## TASK DESCRIPTION
Copy out the complete listing, word for word.

## DATA PROVIDED
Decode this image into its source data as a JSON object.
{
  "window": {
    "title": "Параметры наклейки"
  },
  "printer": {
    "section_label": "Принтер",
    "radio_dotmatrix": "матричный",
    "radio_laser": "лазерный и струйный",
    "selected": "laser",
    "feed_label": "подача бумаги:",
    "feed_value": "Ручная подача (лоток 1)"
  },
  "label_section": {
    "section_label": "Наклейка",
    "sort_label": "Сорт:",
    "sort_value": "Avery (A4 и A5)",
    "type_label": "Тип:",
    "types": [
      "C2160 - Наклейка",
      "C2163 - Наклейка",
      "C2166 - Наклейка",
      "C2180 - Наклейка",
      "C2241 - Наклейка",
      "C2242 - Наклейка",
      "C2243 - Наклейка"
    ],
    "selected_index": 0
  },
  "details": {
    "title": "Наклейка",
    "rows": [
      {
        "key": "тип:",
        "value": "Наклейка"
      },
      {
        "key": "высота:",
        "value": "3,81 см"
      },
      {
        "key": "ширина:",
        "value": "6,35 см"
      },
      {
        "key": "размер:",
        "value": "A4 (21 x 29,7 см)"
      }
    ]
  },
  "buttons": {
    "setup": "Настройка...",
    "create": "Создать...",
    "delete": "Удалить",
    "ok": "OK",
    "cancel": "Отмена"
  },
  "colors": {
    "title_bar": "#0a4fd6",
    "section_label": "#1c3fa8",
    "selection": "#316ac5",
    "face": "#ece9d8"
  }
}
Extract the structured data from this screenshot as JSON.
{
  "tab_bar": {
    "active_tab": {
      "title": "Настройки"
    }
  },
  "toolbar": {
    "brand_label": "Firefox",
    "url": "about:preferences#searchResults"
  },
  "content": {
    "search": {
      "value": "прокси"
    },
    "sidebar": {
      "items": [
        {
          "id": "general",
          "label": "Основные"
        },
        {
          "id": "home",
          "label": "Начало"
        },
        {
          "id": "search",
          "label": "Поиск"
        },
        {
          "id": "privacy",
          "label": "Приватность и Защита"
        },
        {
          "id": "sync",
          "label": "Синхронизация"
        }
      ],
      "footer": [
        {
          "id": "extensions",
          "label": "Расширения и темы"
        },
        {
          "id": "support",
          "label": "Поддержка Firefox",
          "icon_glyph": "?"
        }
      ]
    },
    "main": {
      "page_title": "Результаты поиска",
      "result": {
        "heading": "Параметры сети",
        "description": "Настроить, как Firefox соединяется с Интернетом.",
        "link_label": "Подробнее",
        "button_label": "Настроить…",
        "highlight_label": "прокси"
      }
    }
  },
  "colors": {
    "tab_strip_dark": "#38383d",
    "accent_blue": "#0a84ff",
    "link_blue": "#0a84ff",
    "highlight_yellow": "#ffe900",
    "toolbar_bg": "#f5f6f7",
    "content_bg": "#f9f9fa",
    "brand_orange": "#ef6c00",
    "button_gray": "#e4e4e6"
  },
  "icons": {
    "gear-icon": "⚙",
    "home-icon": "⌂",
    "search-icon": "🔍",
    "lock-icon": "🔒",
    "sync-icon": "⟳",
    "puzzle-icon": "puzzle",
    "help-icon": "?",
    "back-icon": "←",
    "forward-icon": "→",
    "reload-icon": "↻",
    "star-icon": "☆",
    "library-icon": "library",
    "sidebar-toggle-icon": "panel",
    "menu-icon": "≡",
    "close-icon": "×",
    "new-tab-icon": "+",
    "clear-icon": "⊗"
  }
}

## TASK OUTPUT
Decode this image into its source data as a JSON object.
{
  "window": {
    "title": "Параметры наклейки"
  },
  "printer": {
    "section_label": "Принтер",
    "radio_dotmatrix": "матричный",
    "radio_laser": "лазерный и струйный",
    "selected": "laser",
    "feed_label": "подача бумаги:",
    "feed_value": "Ручная подача (лоток 1)"
  },
  "label_section": {
    "section_label": "Наклейка",
    "sort_label": "Сорт:",
    "sort_value": "Avery (A4 и A5)",
    "type_label": "Тип:",
    "types": [
      "C2160 - Наклейка",
      "C2163 - Наклейка",
      "C2166 - Наклейка",
      "C2180 - Наклейка",
      "C2241 - Наклейка",
      "C2242 - Наклейка",
      "C2243 - Наклейка"
    ],
    "selected_index": 0
  },
  "details": {
    "title": "Наклейка",
    "rows": [
      {
        "key": "тип:",
        "value": "Наклейка"
      },
      {
        "key": "высота:",
        "value": "3,81 см"
      },
      {
        "key": "ширина:",
        "value": "6,35 см"
      },
      {
        "key": "размер:",
        "value": "A4 (21 x 29,7 см)"
      }
    ]
  },
  "buttons": {
    "setup": "Настройка...",
    "create": "Создать...",
    "delete": "Удалить",
    "ok": "OK",
    "cancel": "Отмена"
  },
  "colors": {
    "title_bar": "#0a4fd6",
    "section_label": "#1c3fa8",
    "selection": "#316ac5",
    "face": "#ece9d8"
  }
}
Extract the structured data from this screenshot as JSON.
{
  "tab_bar": {
    "active_tab": {
      "title": "Настройки"
    }
  },
  "toolbar": {
    "brand_label": "Firefox",
    "url": "about:preferences#searchResults"
  },
  "content": {
    "search": {
      "value": "прокси"
    },
    "sidebar": {
      "items": [
        {
          "id": "general",
          "label": "Основные"
        },
        {
          "id": "home",
          "label": "Начало"
        },
        {
          "id": "search",
          "label": "Поиск"
        },
        {
          "id": "privacy",
          "label": "Приватность и Защита"
        },
        {
          "id": "sync",
          "label": "Синхронизация"
        }
      ],
      "footer": [
        {
          "id": "extensions",
          "label": "Расширения и темы"
        },
        {
          "id": "support",
          "label": "Поддержка Firefox",
          "icon_glyph": "?"
        }
      ]
    },
    "main": {
      "page_title": "Результаты поиска",
      "result": {
        "heading": "Параметры сети",
        "description": "Настроить, как Firefox соединяется с Интернетом.",
        "link_label": "Подробнее",
        "button_label": "Настроить…",
        "highlight_label": "прокси"
      }
    }
  },
  "colors": {
    "tab_strip_dark": "#38383d",
    "accent_blue": "#0a84ff",
    "link_blue": "#0a84ff",
    "highlight_yellow": "#ffe900",
    "toolbar_bg": "#f5f6f7",
    "content_bg": "#f9f9fa",
    "brand_orange": "#ef6c00",
    "button_gray": "#e4e4e6"
  },
  "icons": {
    "gear-icon": "⚙",
    "home-icon": "⌂",
    "search-icon": "🔍",
    "lock-icon": "🔒",
    "sync-icon": "⟳",
    "puzzle-icon": "puzzle",
    "help-icon": "?",
    "back-icon": "←",
    "forward-icon": "→",
    "reload-icon": "↻",
    "star-icon": "☆",
    "library-icon": "library",
    "sidebar-toggle-icon": "panel",
    "menu-icon": "≡",
    "close-icon": "×",
    "new-tab-icon": "+",
    "clear-icon": "⊗"
  }
}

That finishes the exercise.